Looking at the analysis of language, you could say: What the person concerned says about himself and the world, or what others say about him gives the most concrete conclusions about the person concerned.
The most important is, what is of absolute relevance for the person.
This is recognizable again in absolute statements in sentences or words.
(See also `How are inversions expressed? (Linguistic Analysis)´.
Thus it is likely that a person who uses, for example, often formulations like „I must absolutely” or “I may not”, if relative needs are absolutized (Asp.11) or if another expresses that his life aim consists in becoming once a millionaire, or if ownership (asp. 9) will be absolutized.
In this respect, an individual language analysis brings important clues to the psychological situation of the person concerned, as indeed in practice, usually what the person says about himself or what is said about him, is the most important source for the assessment of an individual. However, the thinking and the spoken words do not always match, so that such an analysis of speech has to be viewed as imperfect since the Absolute often cannot be absolute defined. But I believe that the present concept for diagnostic purposes is also very suitable, although this is not the main intention of this script. In this case, it would be the primary task to consider the respective individual Absolutes of the person, as I have tried to express in the sketchy sentences of Hölderlin at the end of the part `Metapsychiatry’ in the unabridged German script.

Abbreviations of all Parts

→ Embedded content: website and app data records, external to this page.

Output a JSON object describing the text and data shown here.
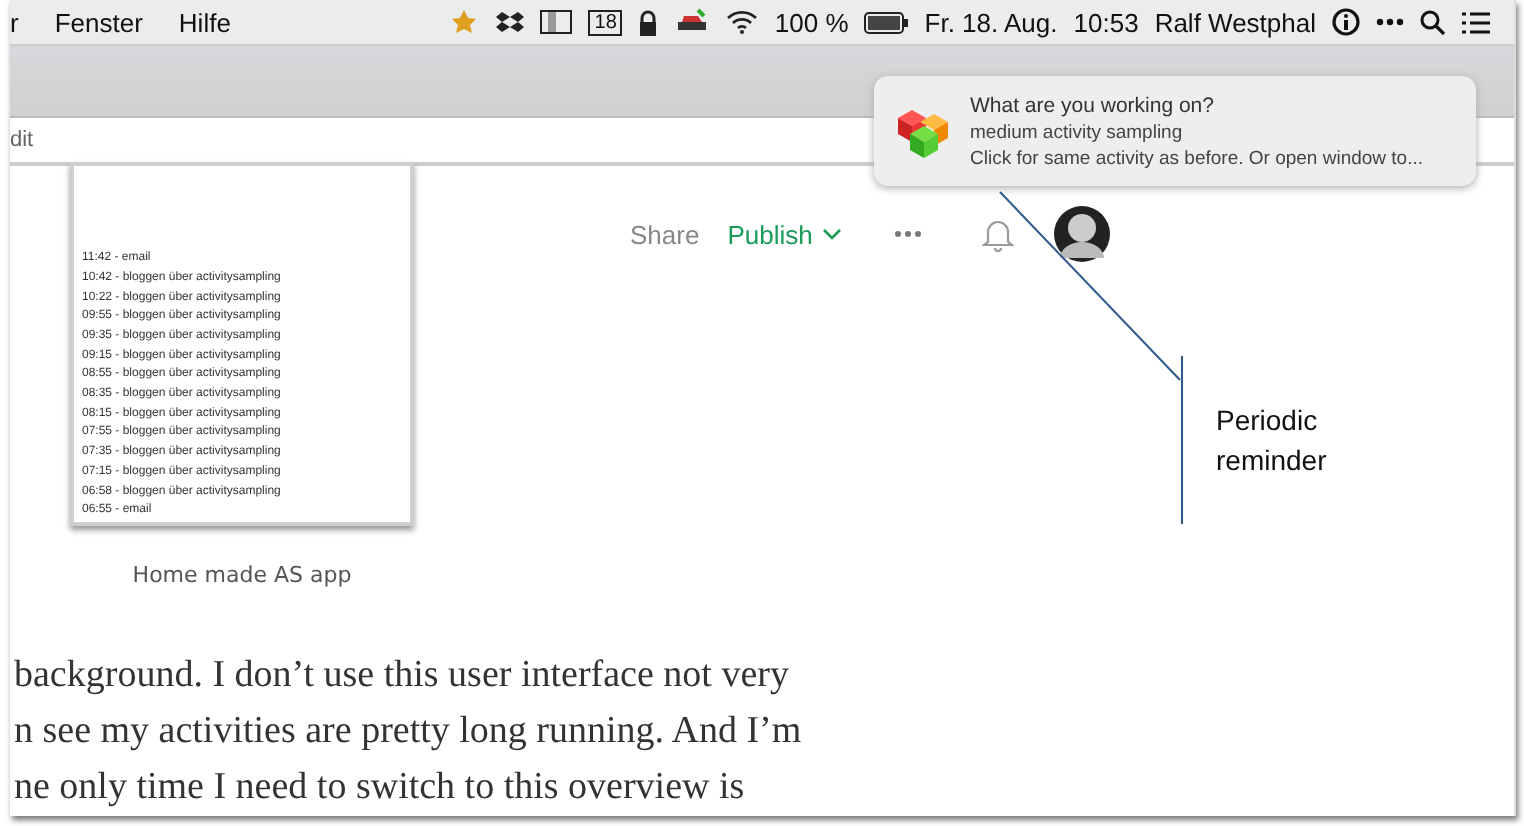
{
  "menubar": {
    "menus": [
      "r",
      "Fenster",
      "Hilfe"
    ],
    "calendar_day": "18",
    "battery": "100 %",
    "date": "Fr. 18. Aug.",
    "time": "10:53",
    "user": "Ralf Westphal"
  },
  "address_bar": {
    "value": "dit"
  },
  "toolbar": {
    "share": "Share",
    "publish": "Publish"
  },
  "screenshot": {
    "rows": [
      "11:42 - email",
      "10:42 - bloggen über activitysampling",
      "10:22 - bloggen über activitysampling",
      "09:55 - bloggen über activitysampling",
      "09:35 - bloggen über activitysampling",
      "09:15 - bloggen über activitysampling",
      "08:55 - bloggen über activitysampling",
      "08:35 - bloggen über activitysampling",
      "08:15 - bloggen über activitysampling",
      "07:55 - bloggen über activitysampling",
      "07:35 - bloggen über activitysampling",
      "07:15 - bloggen über activitysampling",
      "06:58 - bloggen über activitysampling",
      "06:55 - email"
    ],
    "caption": "Home made AS app"
  },
  "article_lines": [
    "background. I don’t use this user interface not very",
    "n see my activities are pretty long running. And I’m",
    "ne only time I need to switch to this overview is"
  ],
  "notification": {
    "title": "What are you working on?",
    "subtitle": "medium activity sampling",
    "body": "Click for same activity as before. Or open window to..."
  },
  "annotation": "Periodic reminder"
}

+ = positive
 − = negative
¹ = first-rate or primary
² = second-rate (or secondary) not to be confused with coordinate
→ = ‘see or `result is´.
* = Sign for absolutizing and / or dominance. (Often used to point to an absolutizing.)

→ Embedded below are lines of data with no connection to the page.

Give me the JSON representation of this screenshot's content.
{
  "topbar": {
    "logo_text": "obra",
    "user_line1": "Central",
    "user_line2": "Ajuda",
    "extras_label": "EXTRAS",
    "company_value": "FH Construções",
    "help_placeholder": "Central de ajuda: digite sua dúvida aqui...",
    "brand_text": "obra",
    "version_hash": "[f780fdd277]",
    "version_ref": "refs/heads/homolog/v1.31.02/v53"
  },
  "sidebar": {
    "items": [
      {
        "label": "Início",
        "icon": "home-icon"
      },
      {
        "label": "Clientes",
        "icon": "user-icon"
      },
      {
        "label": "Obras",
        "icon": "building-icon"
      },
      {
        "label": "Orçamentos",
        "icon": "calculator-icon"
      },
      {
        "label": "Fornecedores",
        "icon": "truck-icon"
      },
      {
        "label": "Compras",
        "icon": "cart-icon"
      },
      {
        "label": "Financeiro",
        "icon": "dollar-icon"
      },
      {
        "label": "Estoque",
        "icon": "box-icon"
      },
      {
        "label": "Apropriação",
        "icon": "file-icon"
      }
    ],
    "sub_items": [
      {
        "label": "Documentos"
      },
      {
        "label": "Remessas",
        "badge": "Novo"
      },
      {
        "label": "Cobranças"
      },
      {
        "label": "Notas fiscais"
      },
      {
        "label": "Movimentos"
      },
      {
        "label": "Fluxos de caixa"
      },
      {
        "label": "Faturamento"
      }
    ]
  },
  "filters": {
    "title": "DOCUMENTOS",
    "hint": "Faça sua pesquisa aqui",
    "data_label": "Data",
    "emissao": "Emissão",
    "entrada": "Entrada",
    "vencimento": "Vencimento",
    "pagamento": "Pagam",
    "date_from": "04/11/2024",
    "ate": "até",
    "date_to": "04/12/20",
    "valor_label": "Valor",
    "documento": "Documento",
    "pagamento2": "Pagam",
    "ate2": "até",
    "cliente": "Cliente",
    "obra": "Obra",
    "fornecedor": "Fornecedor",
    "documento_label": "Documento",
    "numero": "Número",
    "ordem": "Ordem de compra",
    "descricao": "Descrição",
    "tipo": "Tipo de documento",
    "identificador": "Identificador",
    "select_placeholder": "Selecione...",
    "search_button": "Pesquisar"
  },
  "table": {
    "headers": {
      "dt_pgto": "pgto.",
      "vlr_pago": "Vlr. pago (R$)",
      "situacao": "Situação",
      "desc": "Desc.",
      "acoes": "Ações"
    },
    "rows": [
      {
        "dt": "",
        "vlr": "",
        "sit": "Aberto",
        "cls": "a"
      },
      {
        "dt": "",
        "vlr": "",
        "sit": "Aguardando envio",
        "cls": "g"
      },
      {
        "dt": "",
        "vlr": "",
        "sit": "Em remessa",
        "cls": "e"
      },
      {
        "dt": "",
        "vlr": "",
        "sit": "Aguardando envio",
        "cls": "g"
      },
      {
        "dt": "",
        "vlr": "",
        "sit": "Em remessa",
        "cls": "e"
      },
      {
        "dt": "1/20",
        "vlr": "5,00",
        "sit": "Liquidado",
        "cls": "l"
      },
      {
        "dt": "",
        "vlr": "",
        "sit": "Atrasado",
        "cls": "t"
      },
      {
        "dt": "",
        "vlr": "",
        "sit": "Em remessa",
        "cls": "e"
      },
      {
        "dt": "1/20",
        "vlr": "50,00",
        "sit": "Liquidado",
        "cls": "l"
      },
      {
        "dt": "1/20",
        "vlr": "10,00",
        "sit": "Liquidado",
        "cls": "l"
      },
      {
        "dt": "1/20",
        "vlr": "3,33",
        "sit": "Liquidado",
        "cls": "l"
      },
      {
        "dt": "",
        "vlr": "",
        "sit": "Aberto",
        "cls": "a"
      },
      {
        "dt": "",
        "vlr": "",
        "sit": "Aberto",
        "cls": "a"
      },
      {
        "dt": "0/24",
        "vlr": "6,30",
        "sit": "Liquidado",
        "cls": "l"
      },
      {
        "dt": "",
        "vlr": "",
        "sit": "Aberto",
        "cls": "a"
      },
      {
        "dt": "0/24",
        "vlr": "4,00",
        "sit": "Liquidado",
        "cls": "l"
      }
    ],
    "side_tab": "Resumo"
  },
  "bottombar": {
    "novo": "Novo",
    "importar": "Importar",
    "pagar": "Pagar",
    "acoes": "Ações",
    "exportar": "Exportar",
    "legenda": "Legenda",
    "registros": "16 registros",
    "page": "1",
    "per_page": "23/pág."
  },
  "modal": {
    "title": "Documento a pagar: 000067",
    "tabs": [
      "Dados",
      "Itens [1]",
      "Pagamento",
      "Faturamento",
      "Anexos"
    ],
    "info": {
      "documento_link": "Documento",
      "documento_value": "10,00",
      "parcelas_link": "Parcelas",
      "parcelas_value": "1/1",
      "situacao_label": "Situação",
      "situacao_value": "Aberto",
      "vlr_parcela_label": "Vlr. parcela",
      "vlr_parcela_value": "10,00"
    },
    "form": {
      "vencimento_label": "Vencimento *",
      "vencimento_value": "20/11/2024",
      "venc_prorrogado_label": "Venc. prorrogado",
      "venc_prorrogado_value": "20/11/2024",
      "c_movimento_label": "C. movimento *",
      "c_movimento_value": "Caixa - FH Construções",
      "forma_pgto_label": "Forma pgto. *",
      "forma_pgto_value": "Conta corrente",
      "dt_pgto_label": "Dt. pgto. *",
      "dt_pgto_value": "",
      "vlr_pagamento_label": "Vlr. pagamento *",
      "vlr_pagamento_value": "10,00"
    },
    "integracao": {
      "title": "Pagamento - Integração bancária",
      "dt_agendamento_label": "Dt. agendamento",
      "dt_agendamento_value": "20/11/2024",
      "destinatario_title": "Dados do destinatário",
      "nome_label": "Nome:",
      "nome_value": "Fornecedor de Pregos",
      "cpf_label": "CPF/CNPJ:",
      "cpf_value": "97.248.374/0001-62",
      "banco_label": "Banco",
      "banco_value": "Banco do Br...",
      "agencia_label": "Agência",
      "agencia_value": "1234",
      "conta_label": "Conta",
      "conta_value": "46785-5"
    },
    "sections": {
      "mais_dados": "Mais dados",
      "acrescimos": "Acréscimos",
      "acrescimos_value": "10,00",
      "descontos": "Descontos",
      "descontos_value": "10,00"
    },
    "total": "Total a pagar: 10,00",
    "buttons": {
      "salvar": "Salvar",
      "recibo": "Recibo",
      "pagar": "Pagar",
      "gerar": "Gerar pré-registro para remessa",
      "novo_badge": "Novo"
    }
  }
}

| = a sign that the German original version has been shortened at this point.
# = contradiction
A = the Absolute (+A = positive Absolute, −A = negative Absolute)
All (∀) = here strange everything, which stands in opposition to the nothing(ness).
asp. = aspect
BLQC = being, life, qualities, connections
C = general abbreviation for complexes that dominate personal and other areas of reality.
D = Dynamism D¹ = first-rate D., D² = second-rate D.
DM = Dimensions
DM = Defense-mechanisms
e.g. = exempli gratia (for example)
etc. = et cetera
God¹ = I partly write God¹ to indicate my own conceptions of God, which do not necessarily agree with definitions of official theology. → “Christian” One-Sidednesses and Misinterpretations.
I = I in general ( I¹ = first-rate I, I² = strange I = Ego)
i.e. = id est (that is)
It = dominating entity/instance, consisting of 2 or 3 cores:
    2 parts: all and nothing (∀/ 0) = `dyad’ or
    3 parts: pro-sA or + sA, contra-sA or -sA and 0 = `triad’
It/sA resp. It/sS: if I want to emphasize the absolute role of an It-part.
KW = keyword = headword
ns = new-strange/ new-second-rate (new secondary)
No. = Number
P = Person; P¹ = first-rate personality; P² = second-rate personality (often only P labeled)
pr = psychically relevant
r = relative
R = the Relative (represents everything that is not A or 0.)
R* = Relativistic
resp. = respectively
s = strange = second-rate (²)[1]
sA = strange resp. second-rate Absolute
             pro-sA and contra-sA = opposing sA.
             asA = absolutistic strange Absolute
             rsA= relativistic strange Absolute
s0 (or 0) = strange, determining nothing(ness) = nihilistic
sS = strange Self
syn. = synonym
W = World, reality
WPI = world, person, I.


References of all parts see German Edition